Two storylines. No three. No two. One? … Quantum mechanics. Metafiction. Superpowers. Hello Kitty. Cats. Zen Buddhist Nuns. Ghosts. Dot-coms. Philosophy. WWII. 9/11. What am I missing? What am I missing?
A Tale for the Time Being is a brilliant novel in that way that books can sometime be brilliant. It's the sort of novel that you'll probably feel strongly about from the beginning, or be completely indifferent to. But what else is there? Perhaps, as Jiko would say, they are “same thing.” It's a complex book that seems fairly straightforward until it gets closer and closer to the end. It's the sort of book where everyone is a philosopher (EVERYONE!), everyone has a wondrous story to tell, yet everyone is so prosaic.
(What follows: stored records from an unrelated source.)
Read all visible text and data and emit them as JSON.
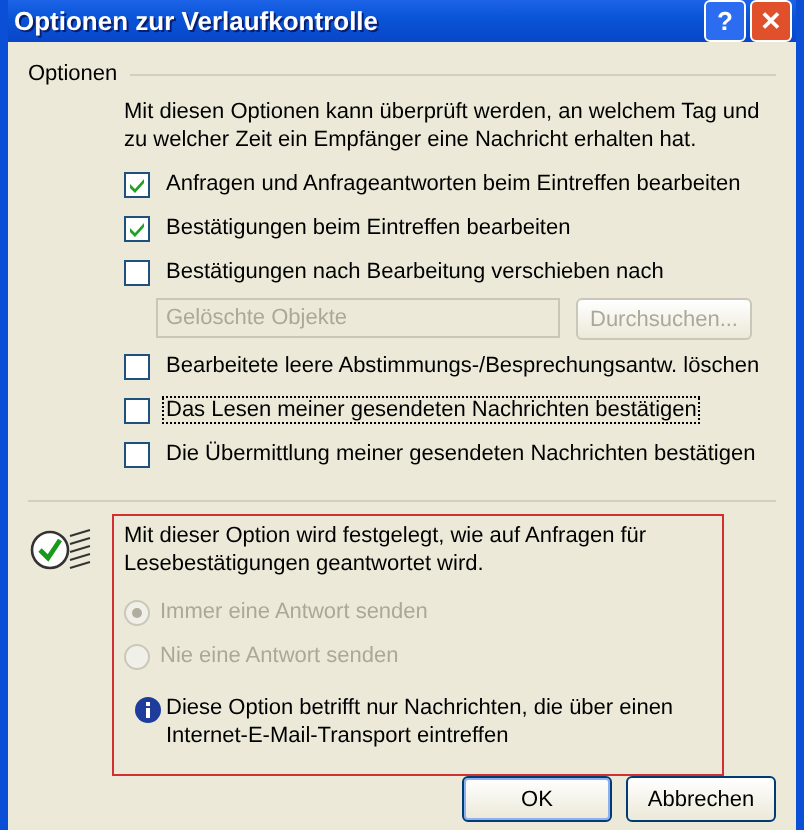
{
  "window": {
    "title": "Optionen zur Verlaufkontrolle",
    "buttons": [
      "?",
      "✕"
    ]
  },
  "group": {
    "label": "Optionen",
    "description": "Mit diesen Optionen kann überprüft werden, an welchem Tag und zu welcher Zeit ein Empfänger eine Nachricht erhalten hat.",
    "items": [
      {
        "kind": "checkbox",
        "label": "Anfragen und Anfrageantworten beim Eintreffen bearbeiten",
        "checked": true,
        "focused": false
      },
      {
        "kind": "checkbox",
        "label": "Bestätigungen beim Eintreffen bearbeiten",
        "checked": true,
        "focused": false
      },
      {
        "kind": "checkbox",
        "label": "Bestätigungen nach Bearbeitung verschieben nach",
        "checked": false,
        "focused": false
      },
      {
        "kind": "folder",
        "value": "Gelöschte Objekte",
        "button": "Durchsuchen...",
        "disabled": true
      },
      {
        "kind": "checkbox",
        "label": "Bearbeitete leere Abstimmungs-/Besprechungsantw. löschen",
        "checked": false,
        "focused": false
      },
      {
        "kind": "checkbox",
        "label": "Das Lesen meiner gesendeten Nachrichten bestätigen",
        "checked": false,
        "focused": true
      },
      {
        "kind": "checkbox",
        "label": "Die Übermittlung meiner gesendeten Nachrichten bestätigen",
        "checked": false,
        "focused": false
      }
    ]
  },
  "read_receipts": {
    "description": "Mit dieser Option wird festgelegt, wie auf Anfragen für Lesebestätigungen geantwortet wird.",
    "options": [
      {
        "label": "Immer eine Antwort senden",
        "selected": true,
        "disabled": true
      },
      {
        "label": "Nie eine Antwort senden",
        "selected": false,
        "disabled": true
      }
    ],
    "note": "Diese Option betrifft nur Nachrichten, die über einen Internet-E-Mail-Transport eintreffen"
  },
  "buttons": [
    {
      "label": "OK",
      "default": true
    },
    {
      "label": "Abbrechen",
      "default": false
    }
  ]
}
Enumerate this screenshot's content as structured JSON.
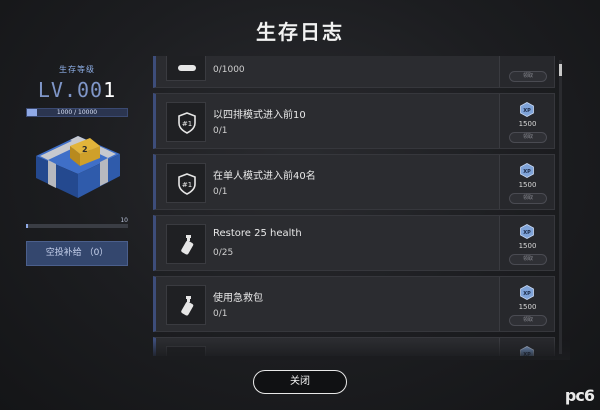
{
  "title": "生存日志",
  "left_panel": {
    "level_caption": "生存等级",
    "level_prefix": "LV.00",
    "level_last_digit": "1",
    "xp_text": "1000 / 10000",
    "xp_fraction": 0.1,
    "supply_max": "10",
    "supply_fraction": 0.02,
    "supply_button_label": "空投补给 （0）"
  },
  "tasks": [
    {
      "name": "",
      "progress": "0/1000",
      "xp": "1500",
      "claim": "领取",
      "icon": "controller-icon",
      "partial": "top"
    },
    {
      "name": "以四排模式进入前10",
      "progress": "0/1",
      "xp": "1500",
      "claim": "领取",
      "icon": "rank-shield-icon"
    },
    {
      "name": "在单人模式进入前40名",
      "progress": "0/1",
      "xp": "1500",
      "claim": "领取",
      "icon": "rank-shield-icon"
    },
    {
      "name": "Restore 25 health",
      "progress": "0/25",
      "xp": "1500",
      "claim": "领取",
      "icon": "spray-bottle-icon"
    },
    {
      "name": "使用急救包",
      "progress": "0/1",
      "xp": "1500",
      "claim": "领取",
      "icon": "spray-bottle-icon"
    },
    {
      "name": "",
      "progress": "",
      "xp": "",
      "claim": "",
      "icon": "generic-task-icon",
      "partial": "bottom"
    }
  ],
  "close_button_label": "关闭",
  "watermark": "pc6"
}
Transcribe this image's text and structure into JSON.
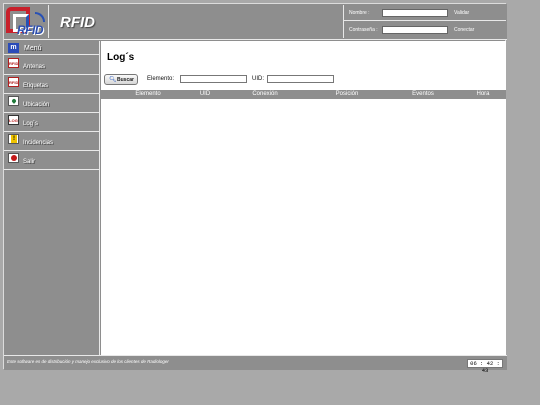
{
  "header": {
    "logo_text": "RFID",
    "brand": "RFID"
  },
  "login": {
    "username_label": "Nombre :",
    "password_label": "Contraseña :",
    "validate_label": "Validar",
    "connect_label": "Conectar",
    "username_value": "",
    "password_value": ""
  },
  "sidebar": {
    "menu_icon_text": "m",
    "title": "Menú",
    "items": [
      {
        "label": "Antenas",
        "icon": "antenna-icon",
        "icon_text": "RFID"
      },
      {
        "label": "Etiquetas",
        "icon": "tag-icon",
        "icon_text": "RFID"
      },
      {
        "label": "Ubicación",
        "icon": "location-icon",
        "icon_text": ""
      },
      {
        "label": "Log´s",
        "icon": "log-icon",
        "icon_text": "LOG"
      },
      {
        "label": "Incidencias",
        "icon": "warning-icon",
        "icon_text": ""
      },
      {
        "label": "Salir",
        "icon": "exit-icon",
        "icon_text": ""
      }
    ]
  },
  "main": {
    "title": "Log´s",
    "search_button": "Buscar",
    "element_label": "Elemento:",
    "element_value": "",
    "uid_label": "UID:",
    "uid_value": "",
    "columns": [
      "Elemento",
      "UID",
      "Conexión",
      "Posición",
      "Eventos",
      "Hora"
    ],
    "rows": []
  },
  "footer": {
    "text": "Este software es de distribución y manejo exclusivo de los clientes de Radiologer",
    "clock": "06 : 42 : 43"
  },
  "colors": {
    "chrome": "#8e8e8e",
    "background": "#a9a9a9",
    "content": "#ffffff",
    "accent_red": "#c8202b",
    "accent_blue": "#2d4fb0"
  }
}
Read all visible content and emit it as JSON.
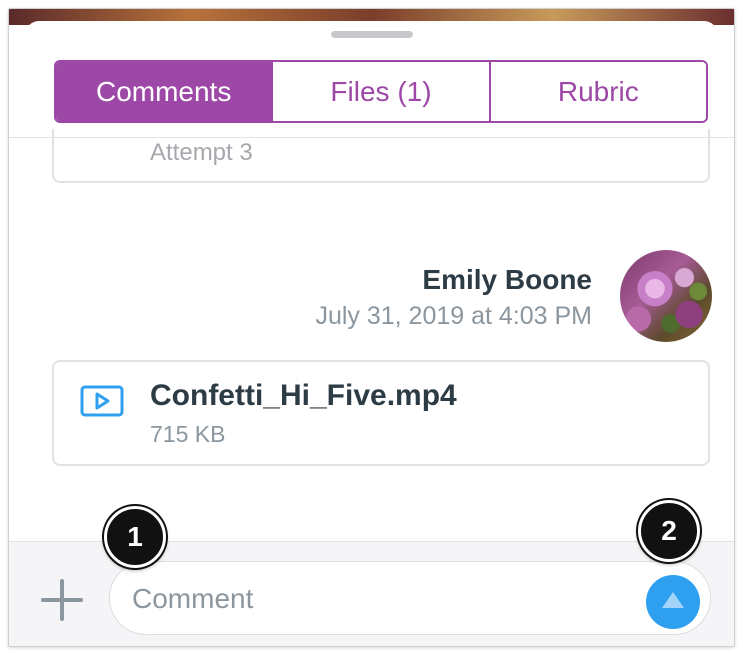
{
  "tabs": [
    {
      "label": "Comments",
      "active": true
    },
    {
      "label": "Files (1)",
      "active": false
    },
    {
      "label": "Rubric",
      "active": false
    }
  ],
  "previous_comment": {
    "attempt_label": "Attempt 3"
  },
  "comment": {
    "author": "Emily Boone",
    "timestamp": "July 31, 2019 at 4:03 PM",
    "attachment": {
      "icon": "video-file-icon",
      "name": "Confetti_Hi_Five.mp4",
      "size": "715 KB"
    }
  },
  "composer": {
    "add_icon": "plus-icon",
    "placeholder": "Comment",
    "send_icon": "send-arrow-icon"
  },
  "callouts": [
    "1",
    "2"
  ],
  "colors": {
    "accent": "#9d48a6",
    "send_button": "#2fa0f0",
    "text_dark": "#2d3b45",
    "text_muted": "#8b969e"
  }
}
A Tale for the Time Being might be a paradox; or it could just be a book. Not just any book, but a complex metafictional book that Booker types eat up. Now, I am one of those Booker types. I love that prize. Every other literary prize gets it wrong, but the judges at Booker—they're my homies. And yet, I couldn't connect with this novel. Aside from Haruki #1, a character only in the sense of found correspondence, I was unable to connect with the characters. Too many philosophers amongst them. And Nao. Nao was part-philosopher, part-fangirl with a fascinating story and no voice to tell it in. At least not the right voice, I felt.
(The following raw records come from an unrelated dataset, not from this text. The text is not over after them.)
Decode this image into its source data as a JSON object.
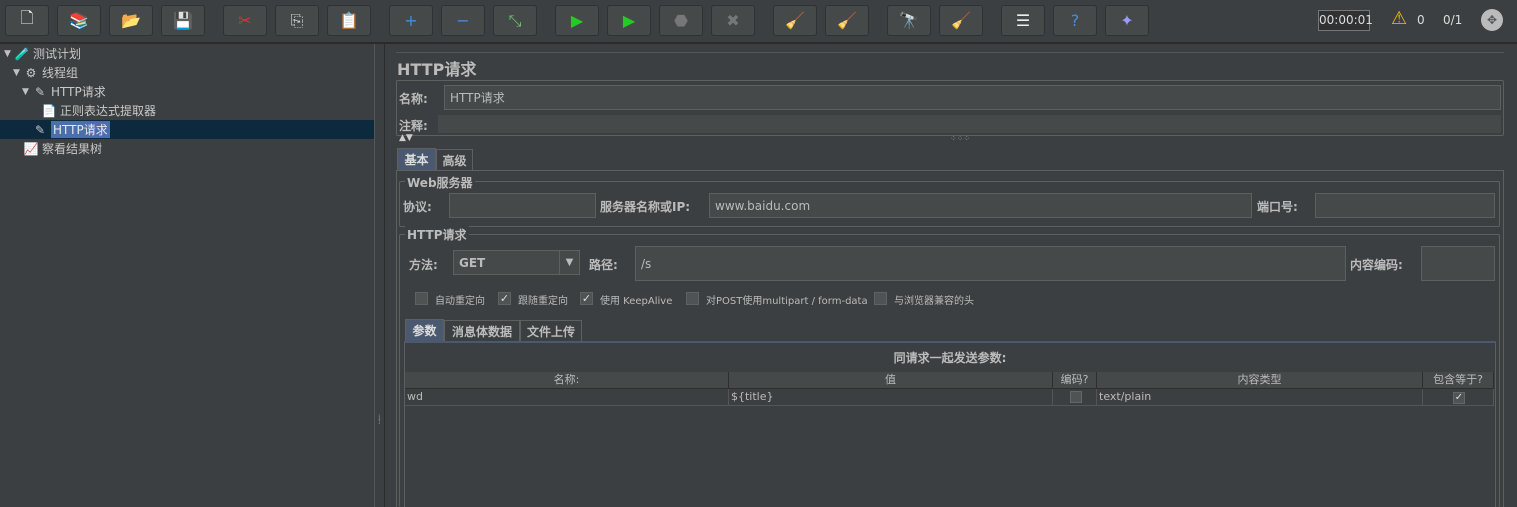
{
  "toolbar": {
    "buttons": [
      {
        "name": "new-icon",
        "glyph": "🗋"
      },
      {
        "name": "templates-icon",
        "glyph": "📚"
      },
      {
        "name": "open-icon",
        "glyph": "📂"
      },
      {
        "name": "save-icon",
        "glyph": "💾"
      },
      {
        "name": "cut-icon",
        "glyph": "✂"
      },
      {
        "name": "copy-icon",
        "glyph": "⎘"
      },
      {
        "name": "paste-icon",
        "glyph": "📋"
      },
      {
        "name": "expand-icon",
        "glyph": "+"
      },
      {
        "name": "collapse-icon",
        "glyph": "−"
      },
      {
        "name": "toggle-icon",
        "glyph": "⤡"
      },
      {
        "name": "start-icon",
        "glyph": "▶"
      },
      {
        "name": "start-no-pause-icon",
        "glyph": "▶"
      },
      {
        "name": "stop-icon",
        "glyph": "⬣"
      },
      {
        "name": "shutdown-icon",
        "glyph": "✖"
      },
      {
        "name": "clear-icon",
        "glyph": "🧹"
      },
      {
        "name": "clear-all-icon",
        "glyph": "🧹"
      },
      {
        "name": "search-icon",
        "glyph": "🔭"
      },
      {
        "name": "reset-search-icon",
        "glyph": "🧹"
      },
      {
        "name": "function-helper-icon",
        "glyph": "☰"
      },
      {
        "name": "help-icon",
        "glyph": "?"
      },
      {
        "name": "remote-icon",
        "glyph": "✦"
      }
    ],
    "timer": "00:00:01",
    "warning_count": "0",
    "threads": "0/1"
  },
  "tree": [
    {
      "label": "测试计划",
      "icon": "🧪",
      "expanded": true,
      "level": 0
    },
    {
      "label": "线程组",
      "icon": "⚙",
      "expanded": true,
      "level": 1
    },
    {
      "label": "HTTP请求",
      "icon": "✎",
      "expanded": true,
      "level": 2
    },
    {
      "label": "正则表达式提取器",
      "icon": "📄",
      "level": 3
    },
    {
      "label": "HTTP请求",
      "icon": "✎",
      "level": 2,
      "selected": true
    },
    {
      "label": "察看结果树",
      "icon": "📈",
      "level": 1
    }
  ],
  "panel": {
    "title": "HTTP请求",
    "name_label": "名称:",
    "name_value": "HTTP请求",
    "comment_label": "注释:",
    "comment_value": "",
    "tabs": [
      "基本",
      "高级"
    ],
    "web_server": {
      "legend": "Web服务器",
      "protocol_label": "协议:",
      "protocol_value": "",
      "server_label": "服务器名称或IP:",
      "server_value": "www.baidu.com",
      "port_label": "端口号:",
      "port_value": ""
    },
    "http_request": {
      "legend": "HTTP请求",
      "method_label": "方法:",
      "method_value": "GET",
      "path_label": "路径:",
      "path_value": "/s",
      "encoding_label": "内容编码:",
      "encoding_value": ""
    },
    "options": [
      {
        "label": "自动重定向",
        "checked": false
      },
      {
        "label": "跟随重定向",
        "checked": true
      },
      {
        "label": "使用 KeepAlive",
        "checked": true
      },
      {
        "label": "对POST使用multipart / form-data",
        "checked": false
      },
      {
        "label": "与浏览器兼容的头",
        "checked": false
      }
    ],
    "sub_tabs": [
      "参数",
      "消息体数据",
      "文件上传"
    ],
    "params_title": "同请求一起发送参数:",
    "columns": [
      "名称:",
      "值",
      "编码?",
      "内容类型",
      "包含等于?"
    ],
    "rows": [
      {
        "name": "wd",
        "value": "${title}",
        "encode": false,
        "content_type": "text/plain",
        "include_equals": true
      }
    ]
  }
}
Perhaps this novel is an example of a good idea getting in the way of a good story. There was considerable potential here, and those willing to work at it, those able to identify with one character or another, they'll probably love this tale. Give it a hundred pages. If you enjoy the characters, press on. If you love multi-layered fiction worthy of dissection, press on. But if you've made it that far and haven't fallen in love, you probably won't. Whether you read all 432 pages, or just make it through the first chapter, it doesn't matter; they're “same thing” to the philosophers and time beings found in this novel.